”We don’t even have occupational training for the log builders”, laments Hyvönen.

There are only few experienced entrepreneurs left in Finland that through their own contacts buy special, massive wood from the forest owners. The Metsähallitus’ stance is that this is not allowed in the state forests, even though large logs could be sold for more money.

”They rather sell the entire stock of wood to the pulp company, which then uses the large logs for making planks and the rest goes for toilet paper for the Chinese” states Hyvönen.

Metsänhoitoyhdistys (a governmental organisation managing forests with private ownership) neither sells logs for the buyers searching quality logs, since the amounts that one small entrepreneur would be buying are still relatively small.

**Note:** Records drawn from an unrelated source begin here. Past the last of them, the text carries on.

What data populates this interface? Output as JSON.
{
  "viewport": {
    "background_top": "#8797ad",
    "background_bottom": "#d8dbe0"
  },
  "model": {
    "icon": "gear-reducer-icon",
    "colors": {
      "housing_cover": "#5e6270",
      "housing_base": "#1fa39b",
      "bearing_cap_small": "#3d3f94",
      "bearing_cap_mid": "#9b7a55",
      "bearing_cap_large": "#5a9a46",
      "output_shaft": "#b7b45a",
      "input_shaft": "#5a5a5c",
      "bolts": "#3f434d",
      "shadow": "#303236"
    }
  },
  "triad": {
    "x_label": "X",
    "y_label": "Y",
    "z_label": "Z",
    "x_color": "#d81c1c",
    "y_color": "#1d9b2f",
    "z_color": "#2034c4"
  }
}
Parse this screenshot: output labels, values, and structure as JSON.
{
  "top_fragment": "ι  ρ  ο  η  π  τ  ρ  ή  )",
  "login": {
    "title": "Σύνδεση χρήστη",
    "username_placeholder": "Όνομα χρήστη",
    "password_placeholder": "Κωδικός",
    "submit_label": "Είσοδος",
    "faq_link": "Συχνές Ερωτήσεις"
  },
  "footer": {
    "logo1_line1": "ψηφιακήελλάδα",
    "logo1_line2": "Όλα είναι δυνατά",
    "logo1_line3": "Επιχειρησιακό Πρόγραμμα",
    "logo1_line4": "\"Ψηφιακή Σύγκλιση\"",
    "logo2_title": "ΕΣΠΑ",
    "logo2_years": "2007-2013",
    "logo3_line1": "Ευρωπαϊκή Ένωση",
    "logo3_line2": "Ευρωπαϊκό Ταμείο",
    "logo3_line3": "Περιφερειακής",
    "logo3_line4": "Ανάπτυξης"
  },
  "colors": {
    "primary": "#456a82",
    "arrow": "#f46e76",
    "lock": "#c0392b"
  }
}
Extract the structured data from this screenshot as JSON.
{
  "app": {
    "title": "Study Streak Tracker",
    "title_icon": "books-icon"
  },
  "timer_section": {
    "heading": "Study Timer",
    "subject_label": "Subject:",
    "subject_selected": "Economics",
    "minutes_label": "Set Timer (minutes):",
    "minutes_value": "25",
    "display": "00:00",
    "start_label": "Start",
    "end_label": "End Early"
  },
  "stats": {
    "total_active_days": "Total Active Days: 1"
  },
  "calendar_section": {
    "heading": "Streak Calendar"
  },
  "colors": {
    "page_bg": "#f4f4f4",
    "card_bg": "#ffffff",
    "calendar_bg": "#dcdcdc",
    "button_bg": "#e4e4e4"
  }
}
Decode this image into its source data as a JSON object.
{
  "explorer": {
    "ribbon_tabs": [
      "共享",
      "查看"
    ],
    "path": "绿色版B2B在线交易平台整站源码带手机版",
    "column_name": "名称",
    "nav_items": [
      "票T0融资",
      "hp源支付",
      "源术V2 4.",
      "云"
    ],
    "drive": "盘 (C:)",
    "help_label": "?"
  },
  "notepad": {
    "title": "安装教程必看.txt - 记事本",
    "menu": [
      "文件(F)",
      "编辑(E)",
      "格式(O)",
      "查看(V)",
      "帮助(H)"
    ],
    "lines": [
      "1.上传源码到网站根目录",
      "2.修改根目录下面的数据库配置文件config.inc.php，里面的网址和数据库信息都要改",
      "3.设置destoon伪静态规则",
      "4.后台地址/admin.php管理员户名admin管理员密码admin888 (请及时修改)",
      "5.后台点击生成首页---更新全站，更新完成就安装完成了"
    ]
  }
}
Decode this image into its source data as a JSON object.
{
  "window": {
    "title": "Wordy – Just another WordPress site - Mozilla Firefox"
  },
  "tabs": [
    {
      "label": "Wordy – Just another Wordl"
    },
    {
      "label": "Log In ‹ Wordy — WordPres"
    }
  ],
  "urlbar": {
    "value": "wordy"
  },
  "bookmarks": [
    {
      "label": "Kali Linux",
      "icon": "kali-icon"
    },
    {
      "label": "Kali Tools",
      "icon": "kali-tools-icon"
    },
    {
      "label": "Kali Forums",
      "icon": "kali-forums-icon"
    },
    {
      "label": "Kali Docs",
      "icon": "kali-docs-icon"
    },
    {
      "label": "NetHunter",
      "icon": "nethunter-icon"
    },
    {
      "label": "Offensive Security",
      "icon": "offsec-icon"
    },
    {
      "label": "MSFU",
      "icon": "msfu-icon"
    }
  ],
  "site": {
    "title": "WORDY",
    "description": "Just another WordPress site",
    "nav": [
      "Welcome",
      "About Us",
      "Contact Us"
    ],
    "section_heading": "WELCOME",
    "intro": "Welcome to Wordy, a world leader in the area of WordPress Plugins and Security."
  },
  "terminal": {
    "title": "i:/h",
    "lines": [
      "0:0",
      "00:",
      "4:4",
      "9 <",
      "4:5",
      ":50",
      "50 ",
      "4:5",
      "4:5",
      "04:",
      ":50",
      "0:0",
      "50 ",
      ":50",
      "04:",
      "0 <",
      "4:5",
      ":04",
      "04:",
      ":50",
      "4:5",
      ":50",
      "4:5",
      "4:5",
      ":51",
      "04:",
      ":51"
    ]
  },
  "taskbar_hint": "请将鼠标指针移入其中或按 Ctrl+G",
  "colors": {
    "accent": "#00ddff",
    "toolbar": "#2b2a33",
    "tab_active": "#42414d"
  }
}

”There isn’t even a delivery service for large logs. If I could receive 35 cm top diameter, 12 metre long logs to the carving field, I would happily pay double price” promises Hyvönen.

Growing the log building industry would solve problems. One can build a plastic-free and well breathing house using carved logs, ideal for people who have fallen ill from mold exposure, as an example.

”We are coming to a point where there is only a memory left of our beautiful forests. Apparently Finnish forestry knowhow is the highest in the world, but when you have a look at those turned over clearcuttings and small, dense fields of saplings, you end up asking that could anything be worse than this? Our children will no more get to see the scenery and forests that were still there in my own childhood. Where I grew up, there were deciduous broadleaf tree forests, and old wooded pastures and fields, with more biodiversity, changing landscapes and a lot of light coming in” recalls Hyvönen.

”Right now the much-advertised, so-called soft forestry only exists in the stories in the media. In the countryside one can only see dense saplings. The people are already feeling desperate. For example, the Pro Kallavesi-movement, opposing the pulp factory, consists of a wide spectrum of worried people from all walks of life, not only of environmentalists” notes Hyvönen.

The forests hold a key role in preventing climate change. Increasing the carbon sink, held in the forests, requires the forests to be grown older. The wood should be used for building houses that are even better insulated and not burned to smoke through the pulp factory or directly. 

Hannes Aleksi

– b.1978 in Oulu, Finland

– Log builder and artist

– Vice-chair of the board in Hirsitaito ry (Log Skill Association of Finland)

– Received the Erik Kråkström-Wood Building Award from the Building Art Society (Rakennustaiteen Seura) in 2017

-Hobbies: percussions/music , horseback archery and drawing